The linear accelerator uses microwave technology (similar to that used for radar) to accelerate electrons in a part of the accelerator called the "wave guide", then allows these electrons to collide with a heavy metal target. As a result of the collisions, high-energy x-rays are produced from the target. These high energy x-rays will be directed to the patient’s tumor and shaped as they exit the machine to conform to the shape of the patient’s tumor. The beam may be shaped either by blocks that are placed in the head of the machine or by a multileaf collimator that is incorporated into the head of the machine. The beam comes out of a part of the accelerator called a gantry, which rotates around the patient. The patient lies on a moveable treatment couch and lasers are used to make sure the patient is in the proper position. The treatment couch can move in many directions including up, down, right, left, in and out. Radiation can be delivered to the tumor from any angle by rotating the gantry and moving the treatment couch.
Types of Treatment
Various types of treatments exist and may be ordered by your radiation oncologist upon review of your particular cancer type ans stage. The treatments the National Life Cancer Treatment Center offer are as follows:
Volumetric Modulated Arc Therapy/SmartArc
VMAT is an advanced form of intensity-modulated radiation therapy (IMRT) in which the treatment machine rotates around the patient while the treatment beam is on. The basic promise of VMAT delivery is to significantly reduce treatment time per patient compared with traditional IMRT. VMAT can benefit the patient by offering shorter treatment times, increased accuracy and better sparing of healthy tissue. Reduced treatment time also results in decreased stress for patients.
Stereotactic Body Radiation Therapy
Stereotactic body radiation therapy (SBRT) is a treatment technique that uses special equipment to deliver highly accurate, precise, and focused beams of radiation. This targeting allows treatment of small- or moderate-sized tumors in either a single or limited number of dose fractions. With SBRT, higher doses of radiation can be delivered in fewer treatments; typically, treatments are delivered in one to five treatments instead of multiple weeks required with conventional radiation therapy.
Intensity Modulated Radiation Therapy
Intensity-modulated radiation therapy (IMRT) is an advanced mode of high-precision radiotherapy that utilizes computer-controlled linear accelerators to deliver precise radiation doses to a malignant tumor or specific areas within the tumor. IMRT allows for the radiation dose to conform more precisely to the three-dimensional shape of the tumor by modulating—or controlling—the intensity of the radiation beam in multiple small volumes. IMRT also allows higher radiation doses to be focused to regions within the tumor while minimizing the dose to surrounding normal critical structures.

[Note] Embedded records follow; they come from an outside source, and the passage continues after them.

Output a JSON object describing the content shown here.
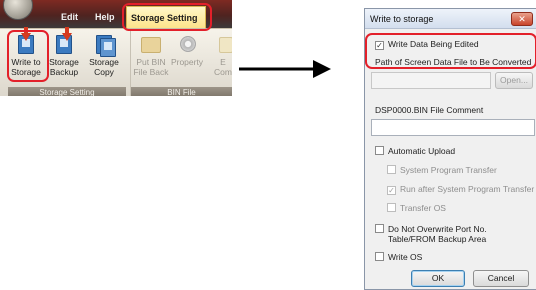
{
  "ribbon": {
    "tabs": [
      {
        "label": "Edit"
      },
      {
        "label": "Help"
      },
      {
        "label": "Storage Setting",
        "active": true
      }
    ],
    "groups": [
      {
        "caption": "Storage Setting",
        "buttons": [
          {
            "label1": "Write to",
            "label2": "Storage",
            "icon": "write-to-storage-icon"
          },
          {
            "label1": "Storage",
            "label2": "Backup",
            "icon": "storage-backup-icon"
          },
          {
            "label1": "Storage",
            "label2": "Copy",
            "icon": "storage-copy-icon"
          }
        ]
      },
      {
        "caption": "BIN File",
        "buttons": [
          {
            "label1": "Put BIN",
            "label2": "File Back",
            "icon": "folder-icon"
          },
          {
            "label1": "Property",
            "label2": "",
            "icon": "gear-icon"
          },
          {
            "label1": "E",
            "label2": "Com",
            "icon": "document-icon"
          }
        ]
      }
    ]
  },
  "dialog": {
    "title": "Write to storage",
    "close_label": "✕",
    "write_data_being_edited": {
      "label": "Write Data Being Edited",
      "checked": true
    },
    "path_label": "Path of Screen Data File to Be Converted",
    "path_value": "",
    "open_button": "Open...",
    "comment_label": "DSP0000.BIN File Comment",
    "comment_value": "",
    "automatic_upload": {
      "label": "Automatic Upload",
      "checked": false
    },
    "system_program_transfer": {
      "label": "System Program Transfer",
      "checked": false
    },
    "run_after_transfer": {
      "label": "Run after System Program Transfer",
      "checked": true
    },
    "transfer_os": {
      "label": "Transfer OS",
      "checked": false
    },
    "do_not_overwrite": {
      "label1": "Do Not Overwrite Port No.",
      "label2": "Table/FROM Backup Area",
      "checked": false
    },
    "write_os": {
      "label": "Write OS",
      "checked": false
    },
    "ok_button": "OK",
    "cancel_button": "Cancel"
  },
  "colors": {
    "highlight": "#e3202a",
    "active_tab": "#fde38a",
    "ribbon_dark": "#4f2320"
  }
}
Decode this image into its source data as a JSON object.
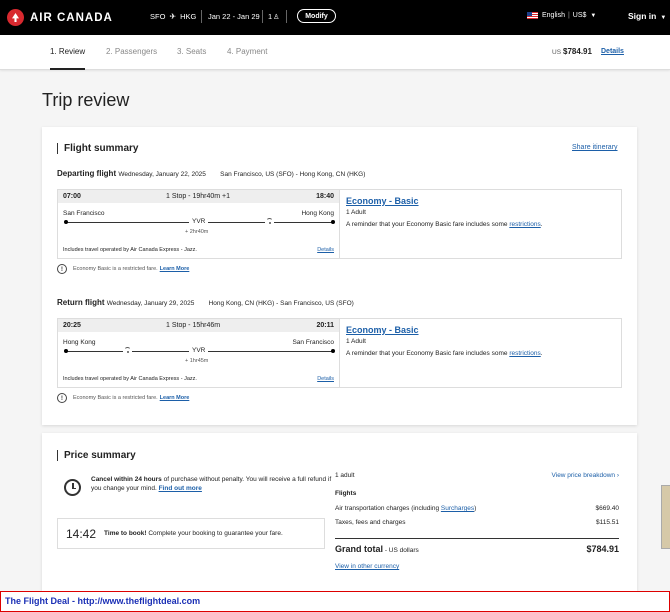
{
  "header": {
    "brand": "AIR CANADA",
    "origin": "SFO",
    "destination": "HKG",
    "dates": "Jan 22 - Jan 29",
    "passengers": "1",
    "modify_label": "Modify",
    "language": "English",
    "currency": "US$",
    "signin_label": "Sign in"
  },
  "steps": [
    {
      "label": "1. Review",
      "active": true
    },
    {
      "label": "2. Passengers"
    },
    {
      "label": "3. Seats"
    },
    {
      "label": "4. Payment"
    }
  ],
  "total": {
    "currency": "US",
    "amount": "$784.91",
    "details_label": "Details"
  },
  "page_title": "Trip review",
  "flight_summary": {
    "title": "Flight summary",
    "share_label": "Share itinerary",
    "legs": [
      {
        "label": "Departing flight",
        "date": "Wednesday, January 22, 2025",
        "route": "San Francisco, US (SFO) - Hong Kong, CN (HKG)",
        "dep_time": "07:00",
        "stops": "1 Stop - 19hr40m +1",
        "arr_time": "18:40",
        "origin_city": "San Francisco",
        "dest_city": "Hong Kong",
        "stop_code": "YVR",
        "layover": "+ 2hr40m",
        "operated": "Includes travel operated by Air Canada Express - Jazz.",
        "details_label": "Details",
        "fare_name": "Economy - Basic",
        "fare_pax": "1 Adult",
        "fare_note": "A reminder that your Economy Basic fare includes some",
        "fare_link": "restrictions",
        "notice": "Economy Basic is a restricted fare.",
        "notice_link": "Learn More"
      },
      {
        "label": "Return flight",
        "date": "Wednesday, January 29, 2025",
        "route": "Hong Kong, CN (HKG) - San Francisco, US (SFO)",
        "dep_time": "20:25",
        "stops": "1 Stop - 15hr46m",
        "arr_time": "20:11",
        "origin_city": "Hong Kong",
        "dest_city": "San Francisco",
        "stop_code": "YVR",
        "layover": "+ 1hr45m",
        "operated": "Includes travel operated by Air Canada Express - Jazz.",
        "details_label": "Details",
        "fare_name": "Economy - Basic",
        "fare_pax": "1 Adult",
        "fare_note": "A reminder that your Economy Basic fare includes some",
        "fare_link": "restrictions",
        "notice": "Economy Basic is a restricted fare.",
        "notice_link": "Learn More"
      }
    ]
  },
  "price_summary": {
    "title": "Price summary",
    "cancel_bold": "Cancel within 24 hours",
    "cancel_text": "of purchase without penalty. You will receive a full refund if you change your mind.",
    "cancel_link": "Find out more",
    "timer": "14:42",
    "timer_bold": "Time to book!",
    "timer_text": "Complete your booking to guarantee your fare.",
    "pax": "1 adult",
    "breakdown_label": "View price breakdown",
    "flights_label": "Flights",
    "air_label": "Air transportation charges (including",
    "air_link": "Surcharges",
    "air_amount": "$669.40",
    "taxes_label": "Taxes, fees and charges",
    "taxes_amount": "$115.51",
    "grand_label": "Grand total",
    "grand_sub": "- US dollars",
    "grand_amount": "$784.91",
    "currency_link": "View in other currency"
  },
  "footer": {
    "text": "The Flight Deal - http://www.theflightdeal.com"
  }
}
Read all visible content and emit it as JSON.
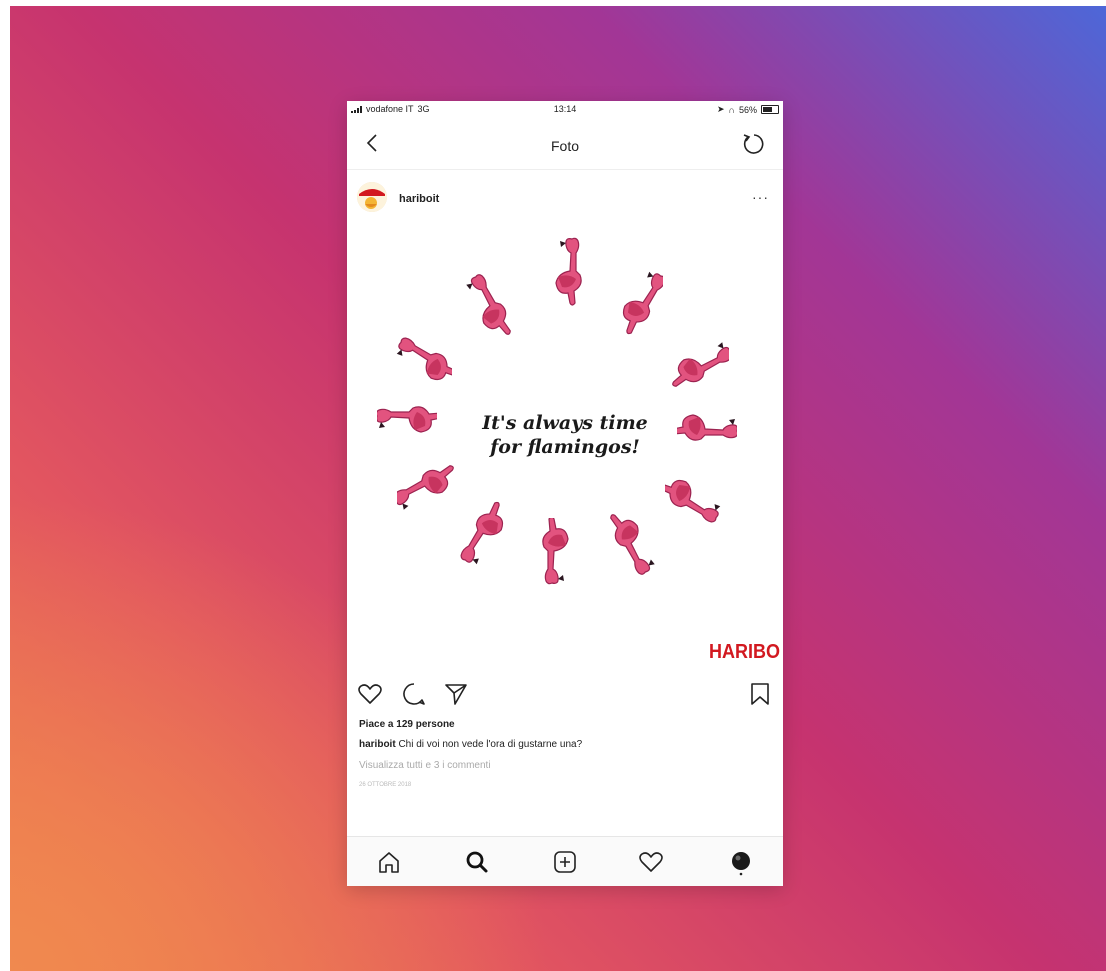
{
  "status_bar": {
    "carrier": "vodafone IT",
    "network": "3G",
    "time": "13:14",
    "battery": "56%"
  },
  "nav": {
    "title": "Foto"
  },
  "post": {
    "username": "hariboit",
    "more_label": "···",
    "image_text_line1": "It's always time",
    "image_text_line2": "for flamingos!",
    "brand_logo": "HARIBO",
    "likes": "Piace a 129 persone",
    "caption_user": "hariboit",
    "caption_text": " Chi di voi non vede l'ora di gustarne una?",
    "view_comments": "Visualizza tutti e 3 i commenti",
    "date": "26 ottobre 2018"
  },
  "icons": {
    "back": "chevron-left-icon",
    "refresh": "refresh-icon",
    "like": "heart-icon",
    "comment": "comment-icon",
    "share": "send-icon",
    "save": "bookmark-icon",
    "home": "home-icon",
    "search": "search-icon",
    "add": "add-post-icon",
    "activity": "heart-icon",
    "profile": "profile-avatar"
  },
  "colors": {
    "flamingo_pink": "#e2537f",
    "haribo_red": "#d21920",
    "gradient_start": "#f07b4e",
    "gradient_end": "#4d67d8"
  }
}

Image Guided Radiation Therapy
Image Guided Radiation Therapy, or IGRT, is used to help better deliver radiation therapy to cancerous tumors. This is very useful since tumors can move between treatments due to differences in organ filling or movements while breathing. IGRT involves conformal radiation treatment guided by specialized imaging tests, such as X-rays, ultrasound or CT scans. These tests are done in the treatment room just before the patient is to receive their daily radiation therapy treatment.
3D Conformal Radiation Therapy
3D conformal radiation is a technique that sculpts radiation beams to the shape of a tumor. This is ideal for tumors that have irregular shapes or that lay close to healthy tissues and organs. Using this radiation technology, we’re first able to view a tumor in three dimensions with the help of image guidance. Based on these images, we then deliver radiation beams from several directions to the tumor. Matching the radiation dose to the exact dimensions of the tumor allows us to deliver a higher dose, while limiting radiation exposure to surrounding healthy tissues.
Brachytherapy, also called internal radiation therapy, is the placement of dozens of tiny "seeds" containing radioactive iodine (I-125) directly at the tumor site with a special needle. The seeds release their radiation over a period of time. Brachytherapy is particularly effective for prostate cancer, destroying the tumor while sparing the nearby urethra, bladder and other nearby organs.